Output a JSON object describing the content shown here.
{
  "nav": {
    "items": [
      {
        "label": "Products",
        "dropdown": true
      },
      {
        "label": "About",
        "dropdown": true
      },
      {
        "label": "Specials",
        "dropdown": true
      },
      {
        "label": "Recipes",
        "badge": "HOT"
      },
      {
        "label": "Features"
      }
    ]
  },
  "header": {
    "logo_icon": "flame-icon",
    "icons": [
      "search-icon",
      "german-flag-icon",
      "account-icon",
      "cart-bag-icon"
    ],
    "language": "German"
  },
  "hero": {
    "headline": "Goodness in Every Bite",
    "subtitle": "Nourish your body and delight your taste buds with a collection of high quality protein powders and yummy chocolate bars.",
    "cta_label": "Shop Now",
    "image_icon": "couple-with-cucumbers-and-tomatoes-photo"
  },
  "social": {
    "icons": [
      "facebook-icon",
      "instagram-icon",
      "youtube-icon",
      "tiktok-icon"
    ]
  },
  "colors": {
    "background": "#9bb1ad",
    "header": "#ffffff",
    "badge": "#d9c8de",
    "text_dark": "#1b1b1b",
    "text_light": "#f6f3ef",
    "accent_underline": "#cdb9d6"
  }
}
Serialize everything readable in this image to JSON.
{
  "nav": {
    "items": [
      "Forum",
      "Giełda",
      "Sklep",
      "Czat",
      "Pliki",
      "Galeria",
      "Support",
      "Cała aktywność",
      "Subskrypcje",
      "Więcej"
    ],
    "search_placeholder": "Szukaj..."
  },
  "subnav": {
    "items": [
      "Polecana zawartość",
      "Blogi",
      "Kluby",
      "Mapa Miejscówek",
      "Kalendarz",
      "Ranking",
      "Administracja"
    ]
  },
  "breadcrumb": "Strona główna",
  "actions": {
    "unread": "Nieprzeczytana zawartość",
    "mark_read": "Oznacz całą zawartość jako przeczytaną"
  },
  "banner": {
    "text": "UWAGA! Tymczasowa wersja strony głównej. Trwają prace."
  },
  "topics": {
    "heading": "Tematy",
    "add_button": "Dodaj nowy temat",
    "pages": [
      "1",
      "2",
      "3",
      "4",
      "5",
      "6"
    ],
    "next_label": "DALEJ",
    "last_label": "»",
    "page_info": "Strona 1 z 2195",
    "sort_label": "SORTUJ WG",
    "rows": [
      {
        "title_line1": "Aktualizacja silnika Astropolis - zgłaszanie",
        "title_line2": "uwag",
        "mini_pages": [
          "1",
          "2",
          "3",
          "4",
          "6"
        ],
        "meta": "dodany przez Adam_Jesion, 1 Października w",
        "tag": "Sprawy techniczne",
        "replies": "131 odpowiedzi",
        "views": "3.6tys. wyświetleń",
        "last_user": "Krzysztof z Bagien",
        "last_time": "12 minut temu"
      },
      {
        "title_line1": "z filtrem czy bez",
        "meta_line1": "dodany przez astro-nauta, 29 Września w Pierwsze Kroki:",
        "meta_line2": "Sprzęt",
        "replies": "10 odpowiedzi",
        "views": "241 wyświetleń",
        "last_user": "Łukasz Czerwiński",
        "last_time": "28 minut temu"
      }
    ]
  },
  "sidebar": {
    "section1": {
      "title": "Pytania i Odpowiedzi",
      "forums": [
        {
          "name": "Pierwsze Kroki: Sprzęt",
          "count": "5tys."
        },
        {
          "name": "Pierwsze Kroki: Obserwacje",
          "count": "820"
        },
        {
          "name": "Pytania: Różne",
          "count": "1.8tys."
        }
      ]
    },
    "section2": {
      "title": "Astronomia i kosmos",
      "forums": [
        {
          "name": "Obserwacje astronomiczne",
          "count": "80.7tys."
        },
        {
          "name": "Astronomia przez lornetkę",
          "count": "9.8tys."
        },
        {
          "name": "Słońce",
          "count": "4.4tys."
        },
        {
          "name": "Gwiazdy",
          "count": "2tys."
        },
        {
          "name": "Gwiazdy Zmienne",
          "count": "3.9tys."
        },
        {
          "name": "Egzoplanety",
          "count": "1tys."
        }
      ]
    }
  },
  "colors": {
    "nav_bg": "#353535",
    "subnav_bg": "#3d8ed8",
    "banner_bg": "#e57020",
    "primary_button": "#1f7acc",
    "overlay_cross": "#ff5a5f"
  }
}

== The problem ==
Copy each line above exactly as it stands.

== Completed exercise ==
Output a JSON object describing the content shown here.
{
  "nav": {
    "items": [
      {
        "label": "Products",
        "dropdown": true
      },
      {
        "label": "About",
        "dropdown": true
      },
      {
        "label": "Specials",
        "dropdown": true
      },
      {
        "label": "Recipes",
        "badge": "HOT"
      },
      {
        "label": "Features"
      }
    ]
  },
  "header": {
    "logo_icon": "flame-icon",
    "icons": [
      "search-icon",
      "german-flag-icon",
      "account-icon",
      "cart-bag-icon"
    ],
    "language": "German"
  },
  "hero": {
    "headline": "Goodness in Every Bite",
    "subtitle": "Nourish your body and delight your taste buds with a collection of high quality protein powders and yummy chocolate bars.",
    "cta_label": "Shop Now",
    "image_icon": "couple-with-cucumbers-and-tomatoes-photo"
  },
  "social": {
    "icons": [
      "facebook-icon",
      "instagram-icon",
      "youtube-icon",
      "tiktok-icon"
    ]
  },
  "colors": {
    "background": "#9bb1ad",
    "header": "#ffffff",
    "badge": "#d9c8de",
    "text_dark": "#1b1b1b",
    "text_light": "#f6f3ef",
    "accent_underline": "#cdb9d6"
  }
}
Serialize everything readable in this image to JSON.
{
  "nav": {
    "items": [
      "Forum",
      "Giełda",
      "Sklep",
      "Czat",
      "Pliki",
      "Galeria",
      "Support",
      "Cała aktywność",
      "Subskrypcje",
      "Więcej"
    ],
    "search_placeholder": "Szukaj..."
  },
  "subnav": {
    "items": [
      "Polecana zawartość",
      "Blogi",
      "Kluby",
      "Mapa Miejscówek",
      "Kalendarz",
      "Ranking",
      "Administracja"
    ]
  },
  "breadcrumb": "Strona główna",
  "actions": {
    "unread": "Nieprzeczytana zawartość",
    "mark_read": "Oznacz całą zawartość jako przeczytaną"
  },
  "banner": {
    "text": "UWAGA! Tymczasowa wersja strony głównej. Trwają prace."
  },
  "topics": {
    "heading": "Tematy",
    "add_button": "Dodaj nowy temat",
    "pages": [
      "1",
      "2",
      "3",
      "4",
      "5",
      "6"
    ],
    "next_label": "DALEJ",
    "last_label": "»",
    "page_info": "Strona 1 z 2195",
    "sort_label": "SORTUJ WG",
    "rows": [
      {
        "title_line1": "Aktualizacja silnika Astropolis - zgłaszanie",
        "title_line2": "uwag",
        "mini_pages": [
          "1",
          "2",
          "3",
          "4",
          "6"
        ],
        "meta": "dodany przez Adam_Jesion, 1 Października w",
        "tag": "Sprawy techniczne",
        "replies": "131 odpowiedzi",
        "views": "3.6tys. wyświetleń",
        "last_user": "Krzysztof z Bagien",
        "last_time": "12 minut temu"
      },
      {
        "title_line1": "z filtrem czy bez",
        "meta_line1": "dodany przez astro-nauta, 29 Września w Pierwsze Kroki:",
        "meta_line2": "Sprzęt",
        "replies": "10 odpowiedzi",
        "views": "241 wyświetleń",
        "last_user": "Łukasz Czerwiński",
        "last_time": "28 minut temu"
      }
    ]
  },
  "sidebar": {
    "section1": {
      "title": "Pytania i Odpowiedzi",
      "forums": [
        {
          "name": "Pierwsze Kroki: Sprzęt",
          "count": "5tys."
        },
        {
          "name": "Pierwsze Kroki: Obserwacje",
          "count": "820"
        },
        {
          "name": "Pytania: Różne",
          "count": "1.8tys."
        }
      ]
    },
    "section2": {
      "title": "Astronomia i kosmos",
      "forums": [
        {
          "name": "Obserwacje astronomiczne",
          "count": "80.7tys."
        },
        {
          "name": "Astronomia przez lornetkę",
          "count": "9.8tys."
        },
        {
          "name": "Słońce",
          "count": "4.4tys."
        },
        {
          "name": "Gwiazdy",
          "count": "2tys."
        },
        {
          "name": "Gwiazdy Zmienne",
          "count": "3.9tys."
        },
        {
          "name": "Egzoplanety",
          "count": "1tys."
        }
      ]
    }
  },
  "colors": {
    "nav_bg": "#353535",
    "subnav_bg": "#3d8ed8",
    "banner_bg": "#e57020",
    "primary_button": "#1f7acc",
    "overlay_cross": "#ff5a5f"
  }
}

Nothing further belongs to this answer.